Although it’s not hard to buy that more pathways must be better, the benefits are even more clear given the way kids later access what they have learned. Our brains are like databases that are designed to locate similar things. That focus on similarities makes us more efficient. When we try to recall or apply something stored in memory, we do so by remembering similar information. We can see this manifested in kids as they “make connections” between new situations and prior experiences. A young child may see a new dog and say the name of their neighbor’s dog. Or they may go to a new park and inquire about whether or not this is the park they usually visit. 
 
So, when kids use multiple senses, they not only form multiple sets of connections, those various sets of connections are all related to the same learning experience.
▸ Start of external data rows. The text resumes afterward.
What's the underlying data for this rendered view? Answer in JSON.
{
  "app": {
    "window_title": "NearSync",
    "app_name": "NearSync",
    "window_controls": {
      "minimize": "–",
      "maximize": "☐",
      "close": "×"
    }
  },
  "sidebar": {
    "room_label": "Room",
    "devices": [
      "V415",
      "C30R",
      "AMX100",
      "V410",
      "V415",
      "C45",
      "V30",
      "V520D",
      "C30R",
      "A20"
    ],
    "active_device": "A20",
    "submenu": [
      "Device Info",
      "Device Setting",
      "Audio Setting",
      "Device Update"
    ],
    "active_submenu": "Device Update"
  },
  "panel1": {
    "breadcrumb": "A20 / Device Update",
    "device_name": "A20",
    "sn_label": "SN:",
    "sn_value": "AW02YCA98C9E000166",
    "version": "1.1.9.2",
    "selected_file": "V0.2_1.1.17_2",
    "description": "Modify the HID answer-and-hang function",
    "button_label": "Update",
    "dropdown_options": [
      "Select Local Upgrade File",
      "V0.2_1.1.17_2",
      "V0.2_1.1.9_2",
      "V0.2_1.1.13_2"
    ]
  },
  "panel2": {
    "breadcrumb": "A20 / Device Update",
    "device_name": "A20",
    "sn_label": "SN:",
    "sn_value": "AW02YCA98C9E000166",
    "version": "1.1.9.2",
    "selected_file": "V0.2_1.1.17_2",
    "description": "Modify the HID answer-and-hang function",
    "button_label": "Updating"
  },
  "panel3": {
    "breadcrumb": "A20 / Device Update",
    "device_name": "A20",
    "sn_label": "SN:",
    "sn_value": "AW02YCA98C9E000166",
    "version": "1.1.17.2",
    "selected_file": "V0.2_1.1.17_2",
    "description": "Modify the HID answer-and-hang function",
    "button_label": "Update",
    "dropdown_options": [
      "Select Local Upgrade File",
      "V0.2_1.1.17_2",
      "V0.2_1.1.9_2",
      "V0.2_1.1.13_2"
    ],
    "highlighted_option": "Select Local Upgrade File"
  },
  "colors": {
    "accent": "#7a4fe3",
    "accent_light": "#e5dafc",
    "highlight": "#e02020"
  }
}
This means the memory of what they have learned is actually more easily accessible to your child because there are more ways the information can be triggered and retrieved from memory later on.
 
By the end of our chat, my friend was sold—the more multi-sensory learning experiences our kids get, the stronger their sensory systems become and the more accessible all that they learn will be later on. But what about her question about sensory learning in the early years? In some ways, she was right—even though multi-sensory learning benefits all ages, early childhood is prime time for sensory learning. 

Human brains start out very open and flexible, leaving young children ready to utilize a wide range of senses. Over time, though, perception narrows as parts of the brain that are used repeatedly are strengthened, while those not used as often diminish. With such a focus on screens, many children hardly use senses other than sight and sound. The narrowing of perception towards these two dominant senses gets harder and harder to undo as children's brains solidify. This makes the early years a critical time to burn pathways that support kids at using and integrating all of their senses—with that broad base, they'll have so much more to draw on down the road.
 
The good news? All you need is time, a rich sensory learning environment (nature!) and a starting point. Try one of these multi-sensory play ideas with your kids, and you're on your way:

  • Raid the spice drawer. Whip up some mud pies and bring spices into the play.
  • Lay down in a field and close your eyes. Sense what you feel. Then, add in a moment to notice the sounds you hear. Open your eyes to add sight last. Even if this lasts mere seconds, repeat it and, over time, kids will build stamina and love for this practice.
  • Make mud faces on the trees. Take time to feel the differences in mud recipes, hear the sound of mud as it plops on the bark, and watch carefully as the mud patty transforms into a face.
  • Make close friends with a tree. Feel its bark with your hands, even your cheeks. Lay down beneath it and gaze up. Close your eyes and listen to the sound it makes. Sniff a leaf, then crumple and crush that leaf to see if you get a different scent.
  • Do some “heavy work” together. Welcome kids to climb a tree (even if with your help), move small logs about, pull wagon loads of stuff around the yard—look for these and other opportunities to send sensory input into joints or muscles. You’ll help kids activate the often overlooked proprioceptive sense.
  • Find other multi-sensory DIY activity ideas for family play time.
     
Making Sense of Sensory Development

Making Sense of Sensory Development